I would prefer to do something. Tom: Why don't you give Joe a call? Jane: I'd as soon as you did it. I'd just as soon we didn't stay here long.
(I'll) see you (real) soon.
Good-bye. I will meet you again soon. Bill: Bye, Sue. See you. Sue: see you real soon, Bill. John: Bye, you two. Sally: See you soon. Jane: See you, John.
(I'll) talk to you soon.
I will talk to you on the telephone again soon. Sally: Bye now. Talk to you soon. John: Bye now. Bill: Nice talking to you. Bye. Mary: Talk to you soon. Bye.
no sooner said than done
an expression indicating that something has been done quickly and obediently. Jill: Can I help you out? Jane: Yes! Put these files in alphabetical order. Jill: No sooner said than done. The service at the hotel was really remarkable. Everything we asked for was no sooner said than done.
early; before the regular time; ahead of schedule. I got there early because my bus arrived so soon. Because the meeting ended so soon, I had some extra time.
*soon as possible
at the earliest time. (*Also: as ~.) I'm leaving now. I'll be there as soon as possible. Please pay me soon as possible.
would as soon do something as look at you
Rur. would be eager to do something harmful as simply look at you. He was a mean so-and-so who would as soon shoot you as look at you. He'd as soon pick a fight as look at you.
Yesterday wouldn't be too soon.
Immediately.; Right away. (An answer to the question "When do you want this?") Mary: Mr. Franklin, when do you want this? Fred: Well, yesterday wouldn't be too soon. Alice: When am I supposed to have this finished? Sue: Yesterday wouldn't be too soon.
would just as soon
to prefer to I'd just as soon work at home and not have the hassle of the subway every morning.
as soon as possible
in the least amount of time there can be We need an ambulance as soon as possible! Someone has been hurt!Related vocabulary: as soon as
as soon as
when We'll come as soon as we can.Related vocabulary: as soon as possible
as soon as something
immediately after something As soon as the kids fall asleep, the phone rings.
speak too soon
to say something that is quickly proven to be not true A few days ago I said my job is pretty stress-free, but I spoke too soon – the stress level at work has gone way up this week.
A fool and his money are soon parted.
something that you say which means that stupid people spend money without thinking about it enough Gianni relishes his extravagant lifestyle - but then a fool and his money are soon parted.

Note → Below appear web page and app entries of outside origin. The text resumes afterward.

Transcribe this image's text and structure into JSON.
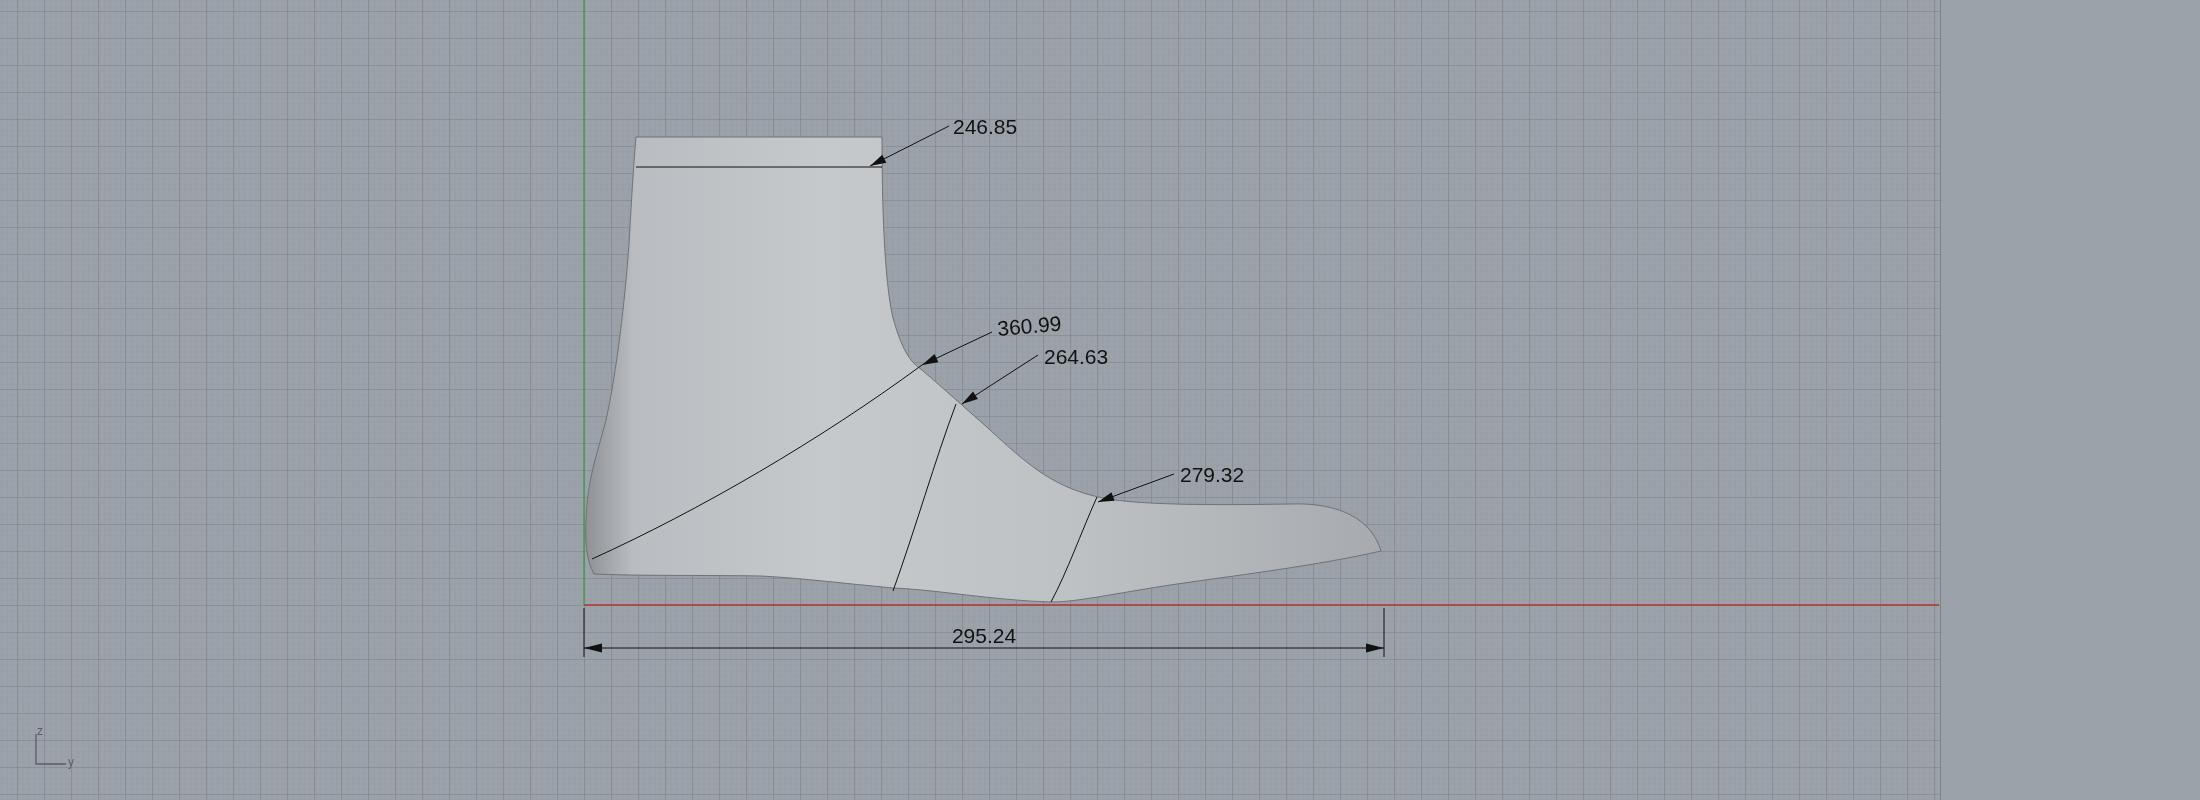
{
  "viewport": {
    "callouts": [
      "246.85",
      "360.99",
      "264.63",
      "279.32"
    ],
    "overall_length": "295.24",
    "axis_labels": [
      "z",
      "y"
    ]
  }
}
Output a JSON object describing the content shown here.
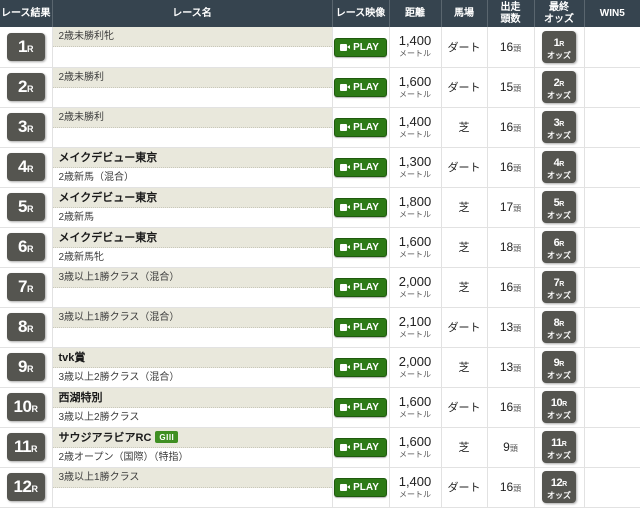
{
  "table": {
    "headers": {
      "result": "レース結果",
      "race_name": "レース名",
      "video": "レース映像",
      "distance": "距離",
      "surface": "馬場",
      "heads_line1": "出走",
      "heads_line2": "頭数",
      "odds_line1": "最終",
      "odds_line2": "オッズ",
      "win5": "WIN5"
    },
    "labels": {
      "r_suffix": "R",
      "play": "PLAY",
      "distance_unit": "メートル",
      "heads_unit": "頭",
      "odds_label": "オッズ"
    },
    "colors": {
      "header_bg": "#36444f",
      "r_button_bg": "#555550",
      "play_button_bg": "#2d7a16",
      "grade_badge_bg": "#3f8f22",
      "name_top_bg": "#e9e8dc"
    },
    "rows": [
      {
        "race_no": "1",
        "name": "2歳未勝利牝",
        "name_is_title": false,
        "condition": "",
        "grade": "",
        "video": "PLAY",
        "distance": "1,400",
        "surface": "ダート",
        "heads": "16",
        "odds_no": "1",
        "win5": ""
      },
      {
        "race_no": "2",
        "name": "2歳未勝利",
        "name_is_title": false,
        "condition": "",
        "grade": "",
        "video": "PLAY",
        "distance": "1,600",
        "surface": "ダート",
        "heads": "15",
        "odds_no": "2",
        "win5": ""
      },
      {
        "race_no": "3",
        "name": "2歳未勝利",
        "name_is_title": false,
        "condition": "",
        "grade": "",
        "video": "PLAY",
        "distance": "1,400",
        "surface": "芝",
        "heads": "16",
        "odds_no": "3",
        "win5": ""
      },
      {
        "race_no": "4",
        "name": "メイクデビュー東京",
        "name_is_title": true,
        "condition": "2歳新馬（混合）",
        "grade": "",
        "video": "PLAY",
        "distance": "1,300",
        "surface": "ダート",
        "heads": "16",
        "odds_no": "4",
        "win5": ""
      },
      {
        "race_no": "5",
        "name": "メイクデビュー東京",
        "name_is_title": true,
        "condition": "2歳新馬",
        "grade": "",
        "video": "PLAY",
        "distance": "1,800",
        "surface": "芝",
        "heads": "17",
        "odds_no": "5",
        "win5": ""
      },
      {
        "race_no": "6",
        "name": "メイクデビュー東京",
        "name_is_title": true,
        "condition": "2歳新馬牝",
        "grade": "",
        "video": "PLAY",
        "distance": "1,600",
        "surface": "芝",
        "heads": "18",
        "odds_no": "6",
        "win5": ""
      },
      {
        "race_no": "7",
        "name": "3歳以上1勝クラス（混合）",
        "name_is_title": false,
        "condition": "",
        "grade": "",
        "video": "PLAY",
        "distance": "2,000",
        "surface": "芝",
        "heads": "16",
        "odds_no": "7",
        "win5": ""
      },
      {
        "race_no": "8",
        "name": "3歳以上1勝クラス（混合）",
        "name_is_title": false,
        "condition": "",
        "grade": "",
        "video": "PLAY",
        "distance": "2,100",
        "surface": "ダート",
        "heads": "13",
        "odds_no": "8",
        "win5": ""
      },
      {
        "race_no": "9",
        "name": "tvk賞",
        "name_is_title": true,
        "condition": "3歳以上2勝クラス（混合）",
        "grade": "",
        "video": "PLAY",
        "distance": "2,000",
        "surface": "芝",
        "heads": "13",
        "odds_no": "9",
        "win5": ""
      },
      {
        "race_no": "10",
        "name": "西湖特別",
        "name_is_title": true,
        "condition": "3歳以上2勝クラス",
        "grade": "",
        "video": "PLAY",
        "distance": "1,600",
        "surface": "ダート",
        "heads": "16",
        "odds_no": "10",
        "win5": ""
      },
      {
        "race_no": "11",
        "name": "サウジアラビアRC",
        "name_is_title": true,
        "condition": "2歳オープン（国際）（特指）",
        "grade": "GIII",
        "video": "PLAY",
        "distance": "1,600",
        "surface": "芝",
        "heads": "9",
        "odds_no": "11",
        "win5": ""
      },
      {
        "race_no": "12",
        "name": "3歳以上1勝クラス",
        "name_is_title": false,
        "condition": "",
        "grade": "",
        "video": "PLAY",
        "distance": "1,400",
        "surface": "ダート",
        "heads": "16",
        "odds_no": "12",
        "win5": ""
      }
    ]
  }
}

Least said, soonest mended.(British & Australian old-fashioned)
something that you say which means a bad event or situation can be forgotten more easily if you do not talk about it I've always thought it best not to dwell on grievances too long. Least said, soonest mended.

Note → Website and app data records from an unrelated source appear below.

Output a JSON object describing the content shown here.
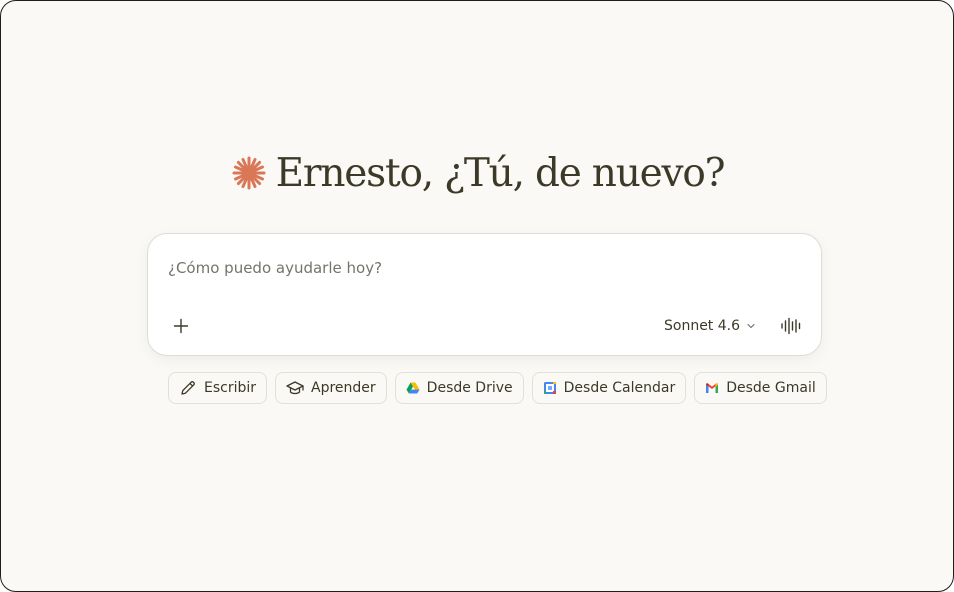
{
  "greeting": {
    "text": "Ernesto, ¿Tú, de nuevo?",
    "logo_icon": "spark-icon",
    "logo_color": "#d97757"
  },
  "composer": {
    "placeholder": "¿Cómo puedo ayudarle hoy?",
    "value": "",
    "add_icon": "plus-icon",
    "model_label": "Sonnet 4.6",
    "model_icon": "chevron-down-icon",
    "voice_icon": "voice-waveform-icon"
  },
  "chips": [
    {
      "label": "Escribir",
      "icon": "pencil-icon"
    },
    {
      "label": "Aprender",
      "icon": "graduation-cap-icon"
    },
    {
      "label": "Desde Drive",
      "icon": "google-drive-icon"
    },
    {
      "label": "Desde Calendar",
      "icon": "google-calendar-icon"
    },
    {
      "label": "Desde Gmail",
      "icon": "gmail-icon"
    }
  ],
  "colors": {
    "background": "#faf9f5",
    "text": "#3d3929",
    "accent": "#d97757"
  }
}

No sooner said than done.
something that you say when something is done as soon as someone asks for it or suggests it 'Would you mind closing the window for a while?' 'No sooner said than done.'
as soon as
1. When, just after, as in Please call me as soon as dinner is ready, or As soon as the sun goes down, the temperature drops dramatically. [Late 1200s]
2. At the earliest moment that, as in Telephone me as soon as you can. It often takes the form as soon as possible, meaning at the earliest possible moment, as in He'll finish the work as soon as possible. This expression employs possible in the sense of "if it can or could be," a usage dating from the late 1600s.
fool and his money are soon parted, a
A silly or stupid person readily wastes money. For example, Albert is known for giving waiters enormous tips-a fool and his money are soon parted. This proverbial expression has been cited again and again since the mid-1500s.
just as soon
Also, as soon. Rather, more readily; also, equally. For example, I'd just as soon you took care of it, or I would as soon recover before I go and baby-sit, or I'd as soon have the lamb as the beef. [Late 1500s]
no sooner said than done
Accomplished immediately, as in He said we should leave and, no sooner said than done. This expression employs no sooner ... than in the sense of "at once," a usage dating from the mid-1500s.
speak too soon
Assume something prematurely, as in I guess I spoke too soon about moving to Boston; I didn't get the job after all.